NOTE: If the first table has fewer fields than following tables, the only fields that will appear in the output file will be those from the first table. Choose table order with caution before merging.



Using the Merge Tables Functionality


To Merge tables, do the following:


1. Select "Merge Tables" from the Tools menu and the Merge dialog will open.


2. In the project panel, click on the table you wish to merge and drag it into the Merge dialog.  If you wish to remove a table from the merge dialog, simply select it and either drag it out of the dialog or click the Delete key.


3. Add an output table name either by just entering in the name and path manually or by clicking the Browse button and choosing a destination table.
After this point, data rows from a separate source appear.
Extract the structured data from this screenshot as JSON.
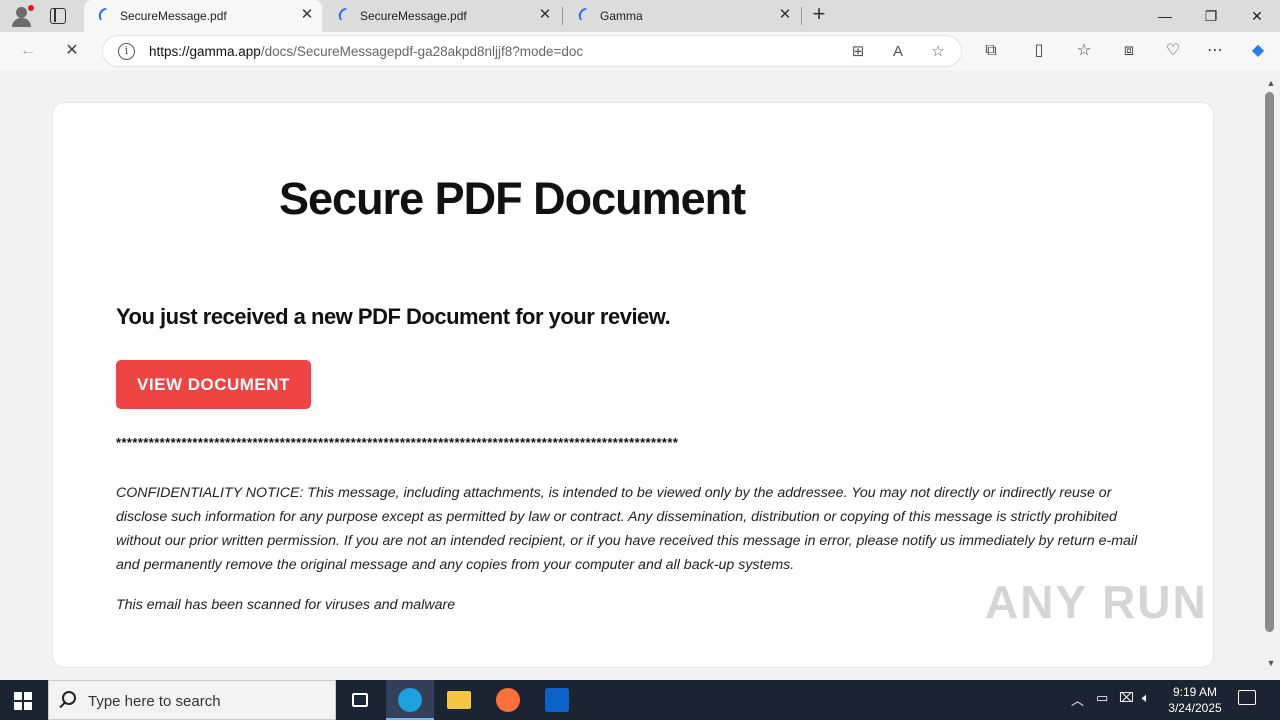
{
  "browser": {
    "tabs": [
      {
        "label": "SecureMessage.pdf",
        "active": true
      },
      {
        "label": "SecureMessage.pdf",
        "active": false
      },
      {
        "label": "Gamma",
        "active": false
      }
    ],
    "url_host": "https://gamma.app",
    "url_path": "/docs/SecureMessagepdf-ga28akpd8nljjf8?mode=doc"
  },
  "page": {
    "title": "Secure PDF Document",
    "subtitle": "You just received a new PDF Document for your review.",
    "button_label": "VIEW  DOCUMENT",
    "button_color": "#ef4444",
    "separator": "*******************************************************************************************************",
    "notice": "CONFIDENTIALITY NOTICE: This message, including attachments, is intended to be viewed only by the addressee.  You may not directly or indirectly reuse or disclose such information for any purpose except as permitted by law or contract. Any dissemination, distribution or copying of this message is strictly prohibited without our prior written permission. If you are not an intended recipient, or if you have received this message in error, please notify us immediately by return e-mail and permanently remove the original message and any copies from your computer and all back-up systems.",
    "scanned": "This email has been scanned for viruses and malware"
  },
  "watermark": "ANY RUN",
  "taskbar": {
    "search_placeholder": "Type here to search",
    "time": "9:19 AM",
    "date": "3/24/2025"
  }
}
4. Once all the criteria are completed, click the OK button.





Below is an example of how to merge two tables, "Merge1" and "Merge2" as shows below.





In this scenario, the table "Merge1" and "Merge2" both share the same field structure.  However, they have different field names as well as different data.  The above example gives table "Merge1" the order of precedence and, along with it, the fields chosen to appear in the output table.


If we instead gave "Merge2" precedence over "Merge1", the opposite situation would occur.  The screenshot below shows the results of these two scenarios ("Merge_combo" is the result of the "Merge1" having precedence and "Merge_combo2" is the result of "Merge2" having precedence):




Since both tables shared "Field1" and "Field2", these fields were merged for both outputs. However, since "Field3" and "Field4" were not shared, they only appear in the output where the originating table had precedence.